In fact, there's not a specific score that comes to mind when listening to The Good German. It's so deliciously immersed in the golden age sound of the 40's, delivering strong dramatic trumpet blasts, melancholy strings and eerie harp and piano moments. In fact it sounds so genuine, it could have become one of his all time bests. Sadly development wasn't given a chance. Of course this is not new, Newman's scores are often full of short tracks. And more often than not, Newman does more in 40 seconds than other composers in 10 minutes. BUT here time is not aiding the ideas, often leaving wonderful short moments stuck in a development it can not expand upon. Melodies it can not fulfill.

Basically the score's full of these moments. The dramatic opening cue is a winner all right, especially for the Newman fan who thought he heard it all. Loud opening for brass, a theme made for romantic evenings and dark alleys, a melody that immediately transports you to the 40's. And this doesn't need the black and white color to convince you all right. Because the performances you receive here are stunning. But as said earlier, they require more time, no matter the brilliance they already unleash in a matter of seconds.

So most of the cues often deliver a moment or an idea it doesn't expand upon. For instance "Kraut Brain Trust" delivers a march that could have made it one of Newman's all time bests, the main theme sounds deliciously romantic (in true Miklos Rosza style) that literally screams for a 4 minute expansion in tracks such as "A Good Dose" and "The Good German", the atonal clashing strings require more time to raise the bar in the short lived "The Brandenburg Gate", etc etc. Meaning this is a fine album on itself, but like (for instance) Little Women it is a score screaming for longer tracks. Development is everything, especially in a time mystery, romance and deceit went hand in hand. That's exactly what the movie was trying to do, that's exactly what the score is trying to achieve. Alas the idea wasn't given the time to hatch.

Track Listing

1. Unrecht Oder Recht (Main Title) (2.25) Excellent track
2. River Havel (1.06)
3. Countess Roundheels (1.21)
4. Such a Boy (1.34)
5. Kraut Brain Trust (1.04)
6. The Russian Deals (1.11)
7. A Good Dose (1.11)
8. Muller's Billet (0.48)
9. Wittenbergplatz (0.45)
10. Trip Ticket (1.41)
11. Safe House (0.57)
12. A Nazi and a Jew (1.50)
13. Dora (2.49)
14. Kurfürstendamm (0.43)
15. The Big Three (1.24)
16. A Persilschein (1.35)
17. Stickball (0.27)
18. Golem (1.09)
19. Atom Bomb (1.30)
20. The Good German (2.09)
21. Hannelore (1.00)
22. Occupation Marks (1.19)
23. U-Bahn (1.35)
24. The Brandenburg Gate (1.25)
25. Skinny Lena (1.44)
26. Rockets for our Side (1.49)
27. Always Something Worse (2.05)
28. Godless People (End Title) (2.44)
29. Jedem Das Seine (2.49) Excellent track

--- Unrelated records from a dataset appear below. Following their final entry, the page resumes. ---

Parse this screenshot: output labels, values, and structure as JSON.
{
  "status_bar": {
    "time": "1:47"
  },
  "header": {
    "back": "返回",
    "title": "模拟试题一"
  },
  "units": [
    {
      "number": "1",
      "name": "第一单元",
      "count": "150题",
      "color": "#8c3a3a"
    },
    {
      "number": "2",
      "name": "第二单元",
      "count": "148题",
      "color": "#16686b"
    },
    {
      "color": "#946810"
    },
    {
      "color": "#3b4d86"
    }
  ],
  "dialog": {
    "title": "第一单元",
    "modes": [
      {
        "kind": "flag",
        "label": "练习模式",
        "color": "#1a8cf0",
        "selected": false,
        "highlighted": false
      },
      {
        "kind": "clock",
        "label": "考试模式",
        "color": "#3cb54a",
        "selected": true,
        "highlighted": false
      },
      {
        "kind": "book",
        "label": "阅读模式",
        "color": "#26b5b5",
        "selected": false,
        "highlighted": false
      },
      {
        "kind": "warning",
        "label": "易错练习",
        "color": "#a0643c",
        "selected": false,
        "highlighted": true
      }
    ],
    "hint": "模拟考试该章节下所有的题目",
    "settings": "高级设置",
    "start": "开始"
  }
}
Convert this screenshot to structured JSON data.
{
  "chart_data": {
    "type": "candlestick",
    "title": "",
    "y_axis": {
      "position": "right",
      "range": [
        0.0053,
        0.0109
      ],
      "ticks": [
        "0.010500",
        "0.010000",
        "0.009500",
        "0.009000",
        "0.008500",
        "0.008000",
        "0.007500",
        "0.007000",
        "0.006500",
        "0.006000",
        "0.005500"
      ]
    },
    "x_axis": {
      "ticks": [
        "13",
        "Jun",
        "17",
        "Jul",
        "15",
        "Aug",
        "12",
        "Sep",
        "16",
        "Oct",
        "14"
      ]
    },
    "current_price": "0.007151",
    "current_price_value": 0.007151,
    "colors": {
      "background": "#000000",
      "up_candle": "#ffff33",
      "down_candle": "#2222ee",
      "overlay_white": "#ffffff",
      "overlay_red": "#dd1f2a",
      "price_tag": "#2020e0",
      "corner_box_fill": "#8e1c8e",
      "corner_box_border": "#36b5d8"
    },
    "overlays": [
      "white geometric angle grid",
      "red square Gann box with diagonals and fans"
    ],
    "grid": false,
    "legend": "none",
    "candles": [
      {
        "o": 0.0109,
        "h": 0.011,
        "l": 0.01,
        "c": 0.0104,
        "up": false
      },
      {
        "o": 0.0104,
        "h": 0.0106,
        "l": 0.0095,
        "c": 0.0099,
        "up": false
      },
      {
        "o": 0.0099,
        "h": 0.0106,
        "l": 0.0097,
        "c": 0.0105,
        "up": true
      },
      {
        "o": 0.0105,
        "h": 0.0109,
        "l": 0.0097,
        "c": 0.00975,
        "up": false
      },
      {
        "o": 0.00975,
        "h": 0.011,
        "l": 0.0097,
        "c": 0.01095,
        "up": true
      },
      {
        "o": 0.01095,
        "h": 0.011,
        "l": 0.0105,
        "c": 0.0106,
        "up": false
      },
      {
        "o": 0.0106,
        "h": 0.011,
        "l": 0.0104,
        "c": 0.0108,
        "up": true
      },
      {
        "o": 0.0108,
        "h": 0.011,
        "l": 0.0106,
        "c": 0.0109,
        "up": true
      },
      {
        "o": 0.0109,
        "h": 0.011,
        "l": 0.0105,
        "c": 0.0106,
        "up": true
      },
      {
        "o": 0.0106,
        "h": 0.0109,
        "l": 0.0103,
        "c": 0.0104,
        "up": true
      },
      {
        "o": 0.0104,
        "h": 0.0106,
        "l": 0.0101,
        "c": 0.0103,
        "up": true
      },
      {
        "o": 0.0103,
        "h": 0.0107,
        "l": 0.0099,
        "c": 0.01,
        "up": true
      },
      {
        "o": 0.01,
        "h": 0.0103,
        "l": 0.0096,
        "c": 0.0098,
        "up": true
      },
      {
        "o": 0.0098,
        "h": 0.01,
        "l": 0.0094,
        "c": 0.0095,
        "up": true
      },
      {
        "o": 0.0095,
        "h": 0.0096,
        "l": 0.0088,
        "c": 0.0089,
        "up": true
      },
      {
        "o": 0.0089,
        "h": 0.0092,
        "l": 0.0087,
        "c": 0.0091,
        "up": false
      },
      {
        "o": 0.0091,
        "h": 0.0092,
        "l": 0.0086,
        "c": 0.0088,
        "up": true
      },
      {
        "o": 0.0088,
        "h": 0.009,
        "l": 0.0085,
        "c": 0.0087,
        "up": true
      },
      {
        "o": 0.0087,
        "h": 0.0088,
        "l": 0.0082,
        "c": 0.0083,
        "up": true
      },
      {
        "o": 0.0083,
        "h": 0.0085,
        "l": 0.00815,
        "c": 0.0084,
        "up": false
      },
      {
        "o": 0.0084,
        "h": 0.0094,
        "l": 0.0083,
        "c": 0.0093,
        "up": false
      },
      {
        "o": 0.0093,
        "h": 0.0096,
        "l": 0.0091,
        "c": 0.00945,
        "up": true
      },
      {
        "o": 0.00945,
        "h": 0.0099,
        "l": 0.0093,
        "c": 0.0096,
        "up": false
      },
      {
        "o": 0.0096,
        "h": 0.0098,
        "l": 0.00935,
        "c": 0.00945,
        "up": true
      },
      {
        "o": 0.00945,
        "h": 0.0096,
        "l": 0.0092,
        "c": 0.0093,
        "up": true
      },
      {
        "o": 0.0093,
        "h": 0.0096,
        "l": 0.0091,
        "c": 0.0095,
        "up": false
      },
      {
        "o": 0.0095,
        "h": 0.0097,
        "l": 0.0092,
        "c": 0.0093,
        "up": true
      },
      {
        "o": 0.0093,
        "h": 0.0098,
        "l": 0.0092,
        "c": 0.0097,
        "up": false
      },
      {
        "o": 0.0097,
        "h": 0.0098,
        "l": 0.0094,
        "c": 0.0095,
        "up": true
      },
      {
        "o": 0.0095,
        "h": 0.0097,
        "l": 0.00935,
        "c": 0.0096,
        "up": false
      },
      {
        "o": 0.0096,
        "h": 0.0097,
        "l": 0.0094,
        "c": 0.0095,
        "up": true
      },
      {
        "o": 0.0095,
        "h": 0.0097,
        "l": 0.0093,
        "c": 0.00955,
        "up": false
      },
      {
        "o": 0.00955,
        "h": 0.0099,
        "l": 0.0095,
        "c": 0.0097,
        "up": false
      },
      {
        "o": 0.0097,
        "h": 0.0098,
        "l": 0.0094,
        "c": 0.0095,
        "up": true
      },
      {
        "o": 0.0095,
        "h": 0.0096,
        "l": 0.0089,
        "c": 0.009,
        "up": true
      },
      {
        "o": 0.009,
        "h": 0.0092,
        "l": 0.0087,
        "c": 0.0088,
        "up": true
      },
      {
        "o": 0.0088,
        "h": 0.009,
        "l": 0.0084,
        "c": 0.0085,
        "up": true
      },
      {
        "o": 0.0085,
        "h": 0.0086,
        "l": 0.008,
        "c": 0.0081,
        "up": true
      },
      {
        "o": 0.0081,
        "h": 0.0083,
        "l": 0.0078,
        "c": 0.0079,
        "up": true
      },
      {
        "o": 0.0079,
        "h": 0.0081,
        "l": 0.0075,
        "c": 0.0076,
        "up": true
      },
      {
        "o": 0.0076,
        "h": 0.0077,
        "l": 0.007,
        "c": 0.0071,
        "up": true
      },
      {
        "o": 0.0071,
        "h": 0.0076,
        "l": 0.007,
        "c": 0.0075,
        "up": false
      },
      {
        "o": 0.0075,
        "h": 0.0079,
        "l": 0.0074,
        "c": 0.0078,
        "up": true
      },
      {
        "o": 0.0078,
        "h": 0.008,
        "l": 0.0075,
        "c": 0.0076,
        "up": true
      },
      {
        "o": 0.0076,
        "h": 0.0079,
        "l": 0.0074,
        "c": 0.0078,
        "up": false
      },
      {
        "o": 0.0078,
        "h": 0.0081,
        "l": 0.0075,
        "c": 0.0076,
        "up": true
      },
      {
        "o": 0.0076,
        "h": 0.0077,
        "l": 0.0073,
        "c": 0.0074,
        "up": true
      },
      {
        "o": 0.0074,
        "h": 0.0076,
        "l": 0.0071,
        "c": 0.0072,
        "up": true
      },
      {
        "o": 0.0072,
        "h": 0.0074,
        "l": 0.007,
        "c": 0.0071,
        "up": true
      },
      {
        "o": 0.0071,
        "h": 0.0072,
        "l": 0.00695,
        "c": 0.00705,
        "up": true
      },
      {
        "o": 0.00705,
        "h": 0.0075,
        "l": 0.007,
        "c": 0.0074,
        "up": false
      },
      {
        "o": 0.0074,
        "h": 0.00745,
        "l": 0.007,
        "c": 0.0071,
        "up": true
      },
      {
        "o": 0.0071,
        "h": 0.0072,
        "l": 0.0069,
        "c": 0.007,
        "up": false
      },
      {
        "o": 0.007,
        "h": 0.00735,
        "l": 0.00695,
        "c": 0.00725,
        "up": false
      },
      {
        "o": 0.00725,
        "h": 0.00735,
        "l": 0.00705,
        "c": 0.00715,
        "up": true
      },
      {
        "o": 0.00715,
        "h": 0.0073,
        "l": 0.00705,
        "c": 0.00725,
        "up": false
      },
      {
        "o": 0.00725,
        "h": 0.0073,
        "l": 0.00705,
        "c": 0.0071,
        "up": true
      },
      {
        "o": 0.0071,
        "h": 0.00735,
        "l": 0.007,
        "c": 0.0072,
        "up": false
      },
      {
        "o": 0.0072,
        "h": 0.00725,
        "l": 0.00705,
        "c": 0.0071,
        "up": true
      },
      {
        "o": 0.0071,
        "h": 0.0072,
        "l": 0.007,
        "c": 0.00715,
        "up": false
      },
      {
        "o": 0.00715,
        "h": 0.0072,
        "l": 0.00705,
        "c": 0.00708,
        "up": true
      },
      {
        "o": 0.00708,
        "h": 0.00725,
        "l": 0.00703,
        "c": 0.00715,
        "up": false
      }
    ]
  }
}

Total Length: 44.09
(click to rate this score)  
(total of 4 votes - average 3.38/5)

Released by

Varèse Sarabande 302 066 781 2 (regular release 2007)

Orchestrations by

Thomas Pasatieri